**What needs to be done:** Retype all entries exactly as they stand, excluding pictures.

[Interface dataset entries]

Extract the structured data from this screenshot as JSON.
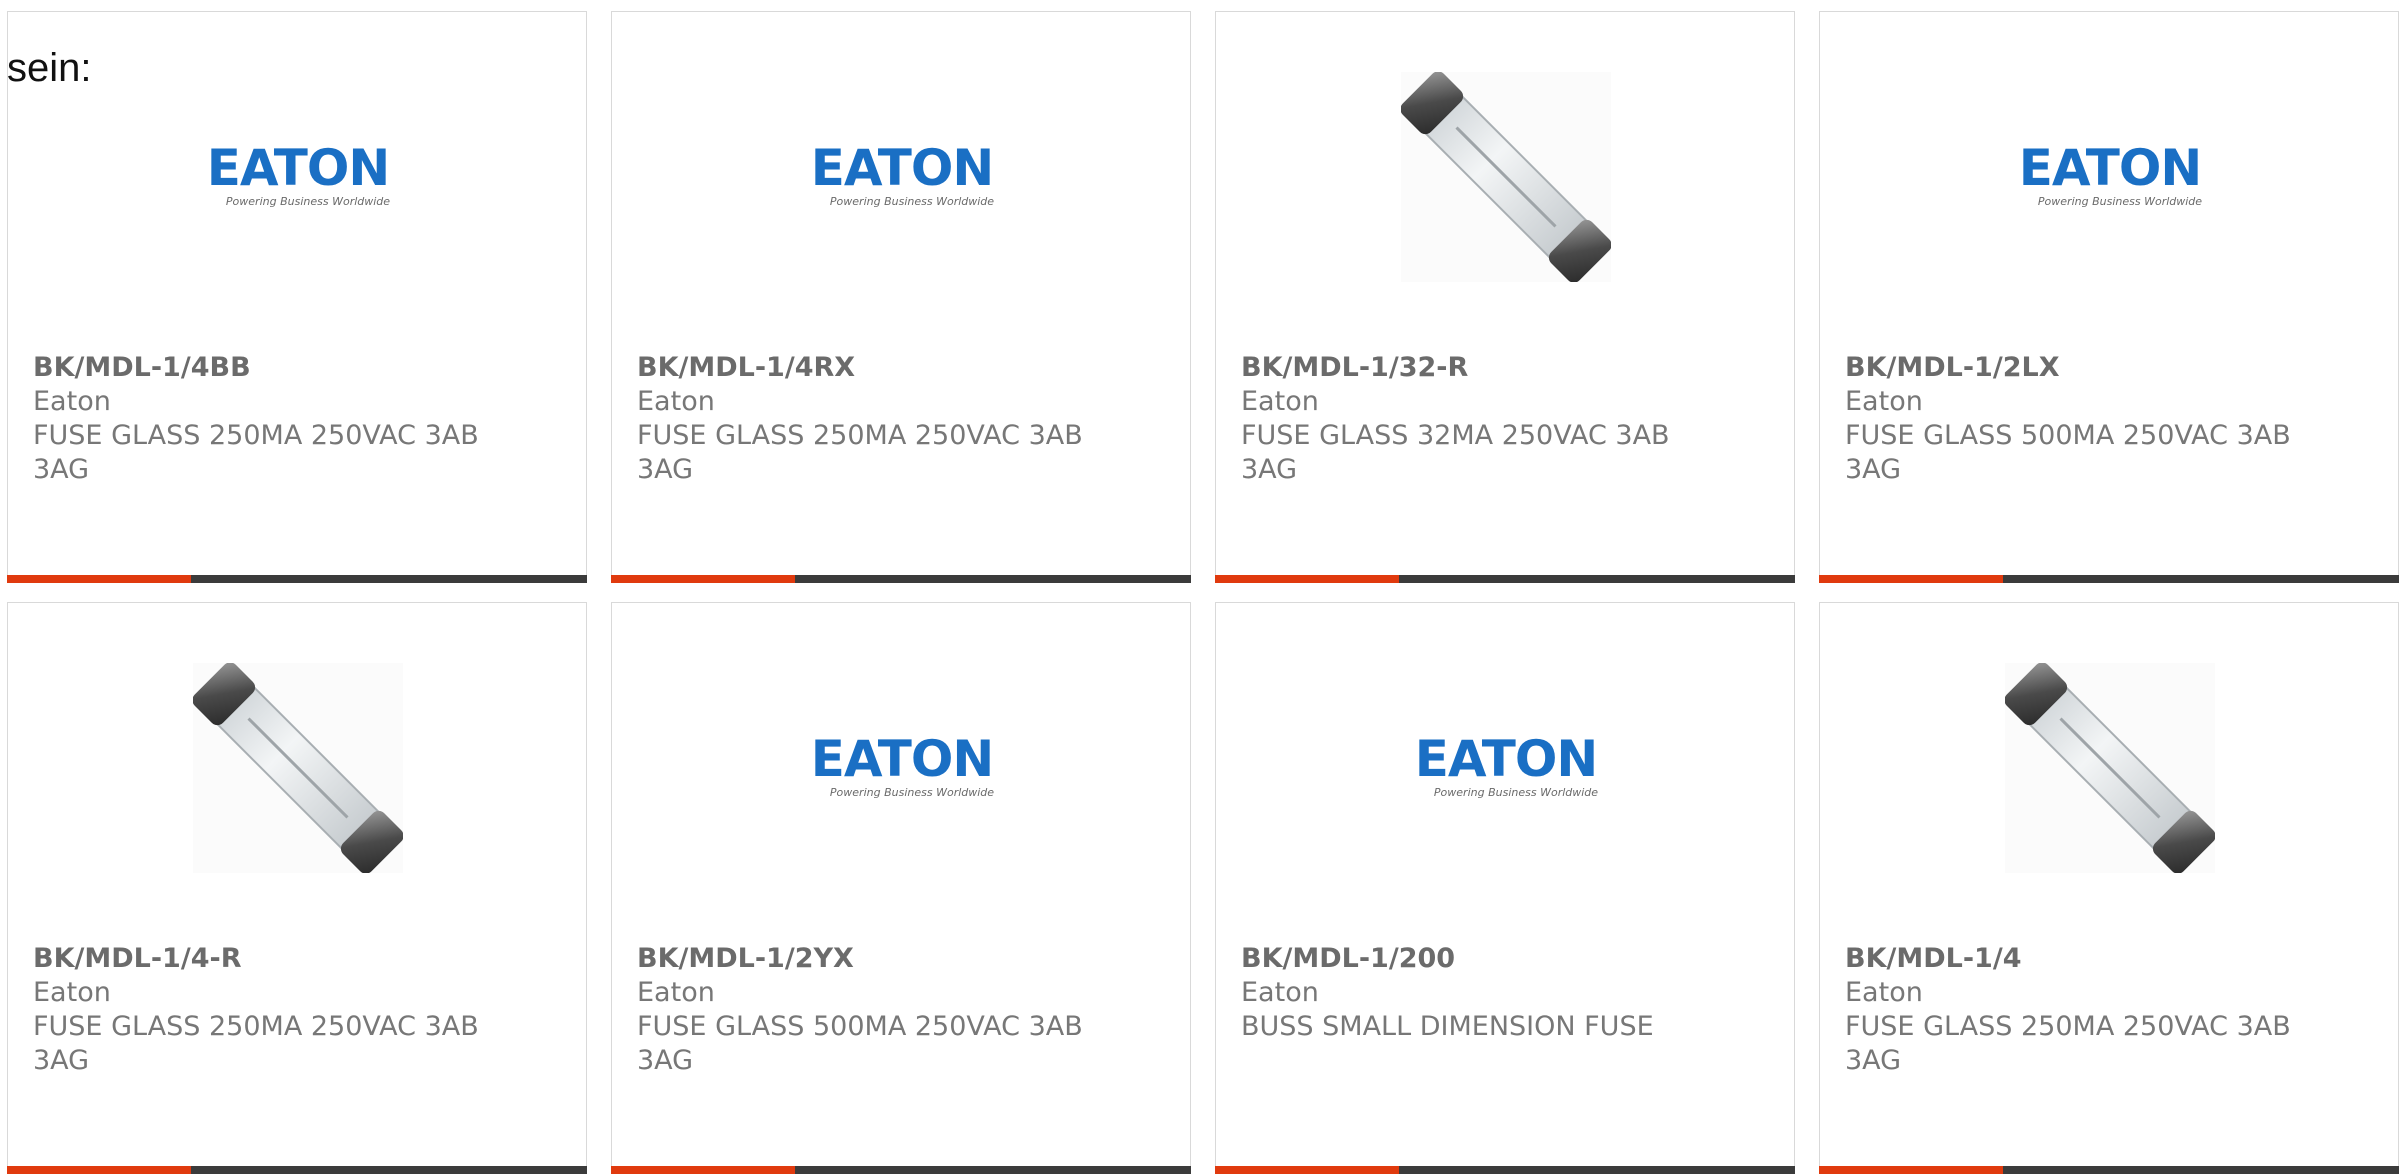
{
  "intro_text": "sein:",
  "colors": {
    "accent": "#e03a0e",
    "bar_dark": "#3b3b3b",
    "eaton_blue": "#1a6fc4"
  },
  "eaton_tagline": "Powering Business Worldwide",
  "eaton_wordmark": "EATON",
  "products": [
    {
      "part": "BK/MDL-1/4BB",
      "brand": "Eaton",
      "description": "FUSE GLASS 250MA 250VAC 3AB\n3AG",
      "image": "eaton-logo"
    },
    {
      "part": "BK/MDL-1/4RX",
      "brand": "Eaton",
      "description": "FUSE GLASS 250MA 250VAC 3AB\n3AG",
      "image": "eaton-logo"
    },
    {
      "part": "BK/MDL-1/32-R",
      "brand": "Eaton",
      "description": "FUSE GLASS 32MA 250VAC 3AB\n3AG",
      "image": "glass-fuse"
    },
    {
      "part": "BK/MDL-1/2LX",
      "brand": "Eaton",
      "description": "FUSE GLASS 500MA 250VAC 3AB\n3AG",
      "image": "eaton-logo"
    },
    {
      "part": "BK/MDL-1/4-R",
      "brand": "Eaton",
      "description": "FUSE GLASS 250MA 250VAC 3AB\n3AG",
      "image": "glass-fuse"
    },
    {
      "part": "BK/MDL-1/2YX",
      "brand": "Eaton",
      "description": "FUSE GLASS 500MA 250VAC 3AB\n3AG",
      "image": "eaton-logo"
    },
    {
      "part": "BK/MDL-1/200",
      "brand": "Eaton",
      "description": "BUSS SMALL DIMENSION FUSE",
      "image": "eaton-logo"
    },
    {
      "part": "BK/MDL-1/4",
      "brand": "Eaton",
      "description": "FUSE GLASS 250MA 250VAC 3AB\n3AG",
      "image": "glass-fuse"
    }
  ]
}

**Result for this exercise:**
Extract the structured data from this screenshot as JSON.
{
  "intro_text": "sein:",
  "colors": {
    "accent": "#e03a0e",
    "bar_dark": "#3b3b3b",
    "eaton_blue": "#1a6fc4"
  },
  "eaton_tagline": "Powering Business Worldwide",
  "eaton_wordmark": "EATON",
  "products": [
    {
      "part": "BK/MDL-1/4BB",
      "brand": "Eaton",
      "description": "FUSE GLASS 250MA 250VAC 3AB\n3AG",
      "image": "eaton-logo"
    },
    {
      "part": "BK/MDL-1/4RX",
      "brand": "Eaton",
      "description": "FUSE GLASS 250MA 250VAC 3AB\n3AG",
      "image": "eaton-logo"
    },
    {
      "part": "BK/MDL-1/32-R",
      "brand": "Eaton",
      "description": "FUSE GLASS 32MA 250VAC 3AB\n3AG",
      "image": "glass-fuse"
    },
    {
      "part": "BK/MDL-1/2LX",
      "brand": "Eaton",
      "description": "FUSE GLASS 500MA 250VAC 3AB\n3AG",
      "image": "eaton-logo"
    },
    {
      "part": "BK/MDL-1/4-R",
      "brand": "Eaton",
      "description": "FUSE GLASS 250MA 250VAC 3AB\n3AG",
      "image": "glass-fuse"
    },
    {
      "part": "BK/MDL-1/2YX",
      "brand": "Eaton",
      "description": "FUSE GLASS 500MA 250VAC 3AB\n3AG",
      "image": "eaton-logo"
    },
    {
      "part": "BK/MDL-1/200",
      "brand": "Eaton",
      "description": "BUSS SMALL DIMENSION FUSE",
      "image": "eaton-logo"
    },
    {
      "part": "BK/MDL-1/4",
      "brand": "Eaton",
      "description": "FUSE GLASS 250MA 250VAC 3AB\n3AG",
      "image": "glass-fuse"
    }
  ]
}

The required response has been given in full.